**Work to be completed:** The exercise asks for every line of the data to be reproduced exactly.

--------

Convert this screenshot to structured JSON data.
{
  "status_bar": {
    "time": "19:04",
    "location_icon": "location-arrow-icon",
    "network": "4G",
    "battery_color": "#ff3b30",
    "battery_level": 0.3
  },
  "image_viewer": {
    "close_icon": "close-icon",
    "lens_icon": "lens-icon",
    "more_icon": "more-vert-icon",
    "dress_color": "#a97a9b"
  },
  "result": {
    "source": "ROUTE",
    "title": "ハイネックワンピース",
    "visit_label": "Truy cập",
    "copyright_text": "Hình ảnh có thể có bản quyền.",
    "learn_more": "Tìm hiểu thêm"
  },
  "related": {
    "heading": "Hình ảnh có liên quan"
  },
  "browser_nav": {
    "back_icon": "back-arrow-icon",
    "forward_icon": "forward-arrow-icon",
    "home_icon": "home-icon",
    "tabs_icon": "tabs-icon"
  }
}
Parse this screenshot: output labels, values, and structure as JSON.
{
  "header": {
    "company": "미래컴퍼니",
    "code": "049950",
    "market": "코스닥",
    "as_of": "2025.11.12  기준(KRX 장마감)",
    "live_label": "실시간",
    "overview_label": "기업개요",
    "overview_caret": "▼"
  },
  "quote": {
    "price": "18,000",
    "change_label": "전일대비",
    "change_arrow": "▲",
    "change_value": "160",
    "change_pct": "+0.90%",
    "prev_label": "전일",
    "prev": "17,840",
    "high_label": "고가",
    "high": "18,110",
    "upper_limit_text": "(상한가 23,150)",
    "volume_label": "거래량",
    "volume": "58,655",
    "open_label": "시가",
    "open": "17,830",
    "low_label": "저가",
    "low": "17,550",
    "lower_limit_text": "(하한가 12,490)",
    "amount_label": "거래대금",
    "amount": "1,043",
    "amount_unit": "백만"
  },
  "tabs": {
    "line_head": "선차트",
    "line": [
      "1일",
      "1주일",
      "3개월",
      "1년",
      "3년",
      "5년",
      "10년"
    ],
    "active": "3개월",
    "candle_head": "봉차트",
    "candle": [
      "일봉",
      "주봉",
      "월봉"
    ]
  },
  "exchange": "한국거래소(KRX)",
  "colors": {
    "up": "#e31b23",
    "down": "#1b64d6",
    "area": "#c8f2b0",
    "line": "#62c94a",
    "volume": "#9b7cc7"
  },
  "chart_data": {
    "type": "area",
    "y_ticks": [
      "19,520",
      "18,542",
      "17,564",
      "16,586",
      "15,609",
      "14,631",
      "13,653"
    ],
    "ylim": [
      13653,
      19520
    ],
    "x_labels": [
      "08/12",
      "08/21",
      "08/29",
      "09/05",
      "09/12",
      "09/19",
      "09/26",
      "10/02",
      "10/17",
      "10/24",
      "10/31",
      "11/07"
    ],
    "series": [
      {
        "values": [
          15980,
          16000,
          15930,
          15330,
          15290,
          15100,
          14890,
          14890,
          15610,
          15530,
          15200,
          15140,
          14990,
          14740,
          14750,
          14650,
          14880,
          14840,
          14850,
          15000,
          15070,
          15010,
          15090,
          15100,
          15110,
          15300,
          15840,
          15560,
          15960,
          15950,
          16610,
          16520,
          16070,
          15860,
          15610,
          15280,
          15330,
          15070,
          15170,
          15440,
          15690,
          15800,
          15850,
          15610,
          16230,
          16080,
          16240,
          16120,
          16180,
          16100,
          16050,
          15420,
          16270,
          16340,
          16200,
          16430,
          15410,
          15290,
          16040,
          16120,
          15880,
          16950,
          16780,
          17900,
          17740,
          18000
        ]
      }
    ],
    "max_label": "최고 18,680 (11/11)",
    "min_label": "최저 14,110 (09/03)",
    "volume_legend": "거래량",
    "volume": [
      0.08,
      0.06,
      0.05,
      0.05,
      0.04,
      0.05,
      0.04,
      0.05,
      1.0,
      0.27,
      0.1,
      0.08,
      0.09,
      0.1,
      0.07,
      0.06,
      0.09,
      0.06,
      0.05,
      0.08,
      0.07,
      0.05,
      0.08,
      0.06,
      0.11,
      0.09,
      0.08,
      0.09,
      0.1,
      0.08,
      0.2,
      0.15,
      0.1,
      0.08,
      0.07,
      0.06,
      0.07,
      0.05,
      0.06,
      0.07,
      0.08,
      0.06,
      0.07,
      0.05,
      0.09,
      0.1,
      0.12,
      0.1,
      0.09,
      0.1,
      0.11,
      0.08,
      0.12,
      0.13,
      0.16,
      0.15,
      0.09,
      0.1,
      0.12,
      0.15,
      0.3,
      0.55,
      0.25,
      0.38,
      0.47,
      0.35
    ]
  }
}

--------

**Answer:**
Convert this screenshot to structured JSON data.
{
  "status_bar": {
    "time": "19:04",
    "location_icon": "location-arrow-icon",
    "network": "4G",
    "battery_color": "#ff3b30",
    "battery_level": 0.3
  },
  "image_viewer": {
    "close_icon": "close-icon",
    "lens_icon": "lens-icon",
    "more_icon": "more-vert-icon",
    "dress_color": "#a97a9b"
  },
  "result": {
    "source": "ROUTE",
    "title": "ハイネックワンピース",
    "visit_label": "Truy cập",
    "copyright_text": "Hình ảnh có thể có bản quyền.",
    "learn_more": "Tìm hiểu thêm"
  },
  "related": {
    "heading": "Hình ảnh có liên quan"
  },
  "browser_nav": {
    "back_icon": "back-arrow-icon",
    "forward_icon": "forward-arrow-icon",
    "home_icon": "home-icon",
    "tabs_icon": "tabs-icon"
  }
}
Parse this screenshot: output labels, values, and structure as JSON.
{
  "header": {
    "company": "미래컴퍼니",
    "code": "049950",
    "market": "코스닥",
    "as_of": "2025.11.12  기준(KRX 장마감)",
    "live_label": "실시간",
    "overview_label": "기업개요",
    "overview_caret": "▼"
  },
  "quote": {
    "price": "18,000",
    "change_label": "전일대비",
    "change_arrow": "▲",
    "change_value": "160",
    "change_pct": "+0.90%",
    "prev_label": "전일",
    "prev": "17,840",
    "high_label": "고가",
    "high": "18,110",
    "upper_limit_text": "(상한가 23,150)",
    "volume_label": "거래량",
    "volume": "58,655",
    "open_label": "시가",
    "open": "17,830",
    "low_label": "저가",
    "low": "17,550",
    "lower_limit_text": "(하한가 12,490)",
    "amount_label": "거래대금",
    "amount": "1,043",
    "amount_unit": "백만"
  },
  "tabs": {
    "line_head": "선차트",
    "line": [
      "1일",
      "1주일",
      "3개월",
      "1년",
      "3년",
      "5년",
      "10년"
    ],
    "active": "3개월",
    "candle_head": "봉차트",
    "candle": [
      "일봉",
      "주봉",
      "월봉"
    ]
  },
  "exchange": "한국거래소(KRX)",
  "colors": {
    "up": "#e31b23",
    "down": "#1b64d6",
    "area": "#c8f2b0",
    "line": "#62c94a",
    "volume": "#9b7cc7"
  },
  "chart_data": {
    "type": "area",
    "y_ticks": [
      "19,520",
      "18,542",
      "17,564",
      "16,586",
      "15,609",
      "14,631",
      "13,653"
    ],
    "ylim": [
      13653,
      19520
    ],
    "x_labels": [
      "08/12",
      "08/21",
      "08/29",
      "09/05",
      "09/12",
      "09/19",
      "09/26",
      "10/02",
      "10/17",
      "10/24",
      "10/31",
      "11/07"
    ],
    "series": [
      {
        "values": [
          15980,
          16000,
          15930,
          15330,
          15290,
          15100,
          14890,
          14890,
          15610,
          15530,
          15200,
          15140,
          14990,
          14740,
          14750,
          14650,
          14880,
          14840,
          14850,
          15000,
          15070,
          15010,
          15090,
          15100,
          15110,
          15300,
          15840,
          15560,
          15960,
          15950,
          16610,
          16520,
          16070,
          15860,
          15610,
          15280,
          15330,
          15070,
          15170,
          15440,
          15690,
          15800,
          15850,
          15610,
          16230,
          16080,
          16240,
          16120,
          16180,
          16100,
          16050,
          15420,
          16270,
          16340,
          16200,
          16430,
          15410,
          15290,
          16040,
          16120,
          15880,
          16950,
          16780,
          17900,
          17740,
          18000
        ]
      }
    ],
    "max_label": "최고 18,680 (11/11)",
    "min_label": "최저 14,110 (09/03)",
    "volume_legend": "거래량",
    "volume": [
      0.08,
      0.06,
      0.05,
      0.05,
      0.04,
      0.05,
      0.04,
      0.05,
      1.0,
      0.27,
      0.1,
      0.08,
      0.09,
      0.1,
      0.07,
      0.06,
      0.09,
      0.06,
      0.05,
      0.08,
      0.07,
      0.05,
      0.08,
      0.06,
      0.11,
      0.09,
      0.08,
      0.09,
      0.1,
      0.08,
      0.2,
      0.15,
      0.1,
      0.08,
      0.07,
      0.06,
      0.07,
      0.05,
      0.06,
      0.07,
      0.08,
      0.06,
      0.07,
      0.05,
      0.09,
      0.1,
      0.12,
      0.1,
      0.09,
      0.1,
      0.11,
      0.08,
      0.12,
      0.13,
      0.16,
      0.15,
      0.09,
      0.1,
      0.12,
      0.15,
      0.3,
      0.55,
      0.25,
      0.38,
      0.47,
      0.35
    ]
  }
}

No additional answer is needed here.